(Stored dataset items)

• • •

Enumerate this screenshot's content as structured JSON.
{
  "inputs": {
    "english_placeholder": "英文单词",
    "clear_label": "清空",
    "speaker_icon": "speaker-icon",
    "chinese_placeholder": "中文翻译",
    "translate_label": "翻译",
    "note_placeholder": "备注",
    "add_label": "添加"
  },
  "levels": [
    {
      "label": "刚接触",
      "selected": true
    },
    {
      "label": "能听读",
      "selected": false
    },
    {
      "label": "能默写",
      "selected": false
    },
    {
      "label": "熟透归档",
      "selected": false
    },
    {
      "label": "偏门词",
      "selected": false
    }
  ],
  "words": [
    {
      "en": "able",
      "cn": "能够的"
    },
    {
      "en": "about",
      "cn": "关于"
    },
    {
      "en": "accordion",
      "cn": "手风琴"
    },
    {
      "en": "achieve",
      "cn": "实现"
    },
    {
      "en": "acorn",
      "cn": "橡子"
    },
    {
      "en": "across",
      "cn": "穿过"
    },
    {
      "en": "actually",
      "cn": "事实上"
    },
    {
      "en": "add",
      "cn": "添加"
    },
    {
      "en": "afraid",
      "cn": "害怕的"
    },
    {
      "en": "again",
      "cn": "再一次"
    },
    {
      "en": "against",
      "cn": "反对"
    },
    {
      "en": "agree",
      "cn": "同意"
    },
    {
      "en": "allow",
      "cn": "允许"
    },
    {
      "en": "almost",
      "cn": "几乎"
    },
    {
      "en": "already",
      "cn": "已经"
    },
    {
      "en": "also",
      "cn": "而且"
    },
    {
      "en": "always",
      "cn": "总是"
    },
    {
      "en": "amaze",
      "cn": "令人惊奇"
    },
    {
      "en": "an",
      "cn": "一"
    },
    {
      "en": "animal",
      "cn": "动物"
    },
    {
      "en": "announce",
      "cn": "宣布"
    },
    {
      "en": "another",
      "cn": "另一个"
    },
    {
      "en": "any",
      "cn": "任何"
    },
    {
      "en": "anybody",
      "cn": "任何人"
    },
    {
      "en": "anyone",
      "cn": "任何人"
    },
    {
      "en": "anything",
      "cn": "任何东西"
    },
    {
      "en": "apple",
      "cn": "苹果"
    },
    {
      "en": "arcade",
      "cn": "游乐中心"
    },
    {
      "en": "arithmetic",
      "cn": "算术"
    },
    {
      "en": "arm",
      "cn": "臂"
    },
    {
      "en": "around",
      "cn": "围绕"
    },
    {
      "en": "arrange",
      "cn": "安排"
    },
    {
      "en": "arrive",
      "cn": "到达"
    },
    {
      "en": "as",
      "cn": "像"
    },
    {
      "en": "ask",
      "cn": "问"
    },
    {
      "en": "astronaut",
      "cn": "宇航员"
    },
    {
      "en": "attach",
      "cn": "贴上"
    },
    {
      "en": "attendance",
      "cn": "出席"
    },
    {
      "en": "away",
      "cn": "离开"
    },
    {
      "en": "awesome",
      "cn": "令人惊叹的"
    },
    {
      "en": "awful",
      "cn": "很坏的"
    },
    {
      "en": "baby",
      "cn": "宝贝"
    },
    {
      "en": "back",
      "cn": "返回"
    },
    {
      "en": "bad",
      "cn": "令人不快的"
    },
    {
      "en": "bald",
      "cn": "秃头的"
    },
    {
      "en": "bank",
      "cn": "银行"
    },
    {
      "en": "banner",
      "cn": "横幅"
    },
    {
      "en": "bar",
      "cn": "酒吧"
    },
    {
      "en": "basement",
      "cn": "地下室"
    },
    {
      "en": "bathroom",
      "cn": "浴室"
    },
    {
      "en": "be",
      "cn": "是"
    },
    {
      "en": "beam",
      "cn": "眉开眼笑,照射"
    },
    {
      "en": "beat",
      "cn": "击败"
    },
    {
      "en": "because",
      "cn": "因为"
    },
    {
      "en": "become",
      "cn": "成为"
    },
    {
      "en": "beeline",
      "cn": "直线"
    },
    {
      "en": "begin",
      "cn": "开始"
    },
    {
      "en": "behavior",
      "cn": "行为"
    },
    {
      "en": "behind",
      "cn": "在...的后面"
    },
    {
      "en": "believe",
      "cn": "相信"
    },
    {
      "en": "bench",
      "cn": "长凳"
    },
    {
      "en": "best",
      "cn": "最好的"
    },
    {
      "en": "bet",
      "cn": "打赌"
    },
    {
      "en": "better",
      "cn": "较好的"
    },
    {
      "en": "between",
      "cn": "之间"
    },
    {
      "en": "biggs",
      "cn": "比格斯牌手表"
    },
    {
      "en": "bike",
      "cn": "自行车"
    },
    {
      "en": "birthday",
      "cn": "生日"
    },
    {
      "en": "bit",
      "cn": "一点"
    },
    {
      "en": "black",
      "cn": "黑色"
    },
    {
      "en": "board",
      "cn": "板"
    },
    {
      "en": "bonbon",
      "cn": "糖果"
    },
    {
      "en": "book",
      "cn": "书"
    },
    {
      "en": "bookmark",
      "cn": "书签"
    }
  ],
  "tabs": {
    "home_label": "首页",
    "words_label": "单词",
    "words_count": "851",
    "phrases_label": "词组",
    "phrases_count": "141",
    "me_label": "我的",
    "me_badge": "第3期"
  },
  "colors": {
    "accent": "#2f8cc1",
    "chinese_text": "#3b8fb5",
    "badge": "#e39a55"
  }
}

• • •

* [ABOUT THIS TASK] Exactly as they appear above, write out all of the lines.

* [ANSWER TO THIS PROBLEM]
Enumerate this screenshot's content as structured JSON.
{
  "inputs": {
    "english_placeholder": "英文单词",
    "clear_label": "清空",
    "speaker_icon": "speaker-icon",
    "chinese_placeholder": "中文翻译",
    "translate_label": "翻译",
    "note_placeholder": "备注",
    "add_label": "添加"
  },
  "levels": [
    {
      "label": "刚接触",
      "selected": true
    },
    {
      "label": "能听读",
      "selected": false
    },
    {
      "label": "能默写",
      "selected": false
    },
    {
      "label": "熟透归档",
      "selected": false
    },
    {
      "label": "偏门词",
      "selected": false
    }
  ],
  "words": [
    {
      "en": "able",
      "cn": "能够的"
    },
    {
      "en": "about",
      "cn": "关于"
    },
    {
      "en": "accordion",
      "cn": "手风琴"
    },
    {
      "en": "achieve",
      "cn": "实现"
    },
    {
      "en": "acorn",
      "cn": "橡子"
    },
    {
      "en": "across",
      "cn": "穿过"
    },
    {
      "en": "actually",
      "cn": "事实上"
    },
    {
      "en": "add",
      "cn": "添加"
    },
    {
      "en": "afraid",
      "cn": "害怕的"
    },
    {
      "en": "again",
      "cn": "再一次"
    },
    {
      "en": "against",
      "cn": "反对"
    },
    {
      "en": "agree",
      "cn": "同意"
    },
    {
      "en": "allow",
      "cn": "允许"
    },
    {
      "en": "almost",
      "cn": "几乎"
    },
    {
      "en": "already",
      "cn": "已经"
    },
    {
      "en": "also",
      "cn": "而且"
    },
    {
      "en": "always",
      "cn": "总是"
    },
    {
      "en": "amaze",
      "cn": "令人惊奇"
    },
    {
      "en": "an",
      "cn": "一"
    },
    {
      "en": "animal",
      "cn": "动物"
    },
    {
      "en": "announce",
      "cn": "宣布"
    },
    {
      "en": "another",
      "cn": "另一个"
    },
    {
      "en": "any",
      "cn": "任何"
    },
    {
      "en": "anybody",
      "cn": "任何人"
    },
    {
      "en": "anyone",
      "cn": "任何人"
    },
    {
      "en": "anything",
      "cn": "任何东西"
    },
    {
      "en": "apple",
      "cn": "苹果"
    },
    {
      "en": "arcade",
      "cn": "游乐中心"
    },
    {
      "en": "arithmetic",
      "cn": "算术"
    },
    {
      "en": "arm",
      "cn": "臂"
    },
    {
      "en": "around",
      "cn": "围绕"
    },
    {
      "en": "arrange",
      "cn": "安排"
    },
    {
      "en": "arrive",
      "cn": "到达"
    },
    {
      "en": "as",
      "cn": "像"
    },
    {
      "en": "ask",
      "cn": "问"
    },
    {
      "en": "astronaut",
      "cn": "宇航员"
    },
    {
      "en": "attach",
      "cn": "贴上"
    },
    {
      "en": "attendance",
      "cn": "出席"
    },
    {
      "en": "away",
      "cn": "离开"
    },
    {
      "en": "awesome",
      "cn": "令人惊叹的"
    },
    {
      "en": "awful",
      "cn": "很坏的"
    },
    {
      "en": "baby",
      "cn": "宝贝"
    },
    {
      "en": "back",
      "cn": "返回"
    },
    {
      "en": "bad",
      "cn": "令人不快的"
    },
    {
      "en": "bald",
      "cn": "秃头的"
    },
    {
      "en": "bank",
      "cn": "银行"
    },
    {
      "en": "banner",
      "cn": "横幅"
    },
    {
      "en": "bar",
      "cn": "酒吧"
    },
    {
      "en": "basement",
      "cn": "地下室"
    },
    {
      "en": "bathroom",
      "cn": "浴室"
    },
    {
      "en": "be",
      "cn": "是"
    },
    {
      "en": "beam",
      "cn": "眉开眼笑,照射"
    },
    {
      "en": "beat",
      "cn": "击败"
    },
    {
      "en": "because",
      "cn": "因为"
    },
    {
      "en": "become",
      "cn": "成为"
    },
    {
      "en": "beeline",
      "cn": "直线"
    },
    {
      "en": "begin",
      "cn": "开始"
    },
    {
      "en": "behavior",
      "cn": "行为"
    },
    {
      "en": "behind",
      "cn": "在...的后面"
    },
    {
      "en": "believe",
      "cn": "相信"
    },
    {
      "en": "bench",
      "cn": "长凳"
    },
    {
      "en": "best",
      "cn": "最好的"
    },
    {
      "en": "bet",
      "cn": "打赌"
    },
    {
      "en": "better",
      "cn": "较好的"
    },
    {
      "en": "between",
      "cn": "之间"
    },
    {
      "en": "biggs",
      "cn": "比格斯牌手表"
    },
    {
      "en": "bike",
      "cn": "自行车"
    },
    {
      "en": "birthday",
      "cn": "生日"
    },
    {
      "en": "bit",
      "cn": "一点"
    },
    {
      "en": "black",
      "cn": "黑色"
    },
    {
      "en": "board",
      "cn": "板"
    },
    {
      "en": "bonbon",
      "cn": "糖果"
    },
    {
      "en": "book",
      "cn": "书"
    },
    {
      "en": "bookmark",
      "cn": "书签"
    }
  ],
  "tabs": {
    "home_label": "首页",
    "words_label": "单词",
    "words_count": "851",
    "phrases_label": "词组",
    "phrases_count": "141",
    "me_label": "我的",
    "me_badge": "第3期"
  },
  "colors": {
    "accent": "#2f8cc1",
    "chinese_text": "#3b8fb5",
    "badge": "#e39a55"
  }
}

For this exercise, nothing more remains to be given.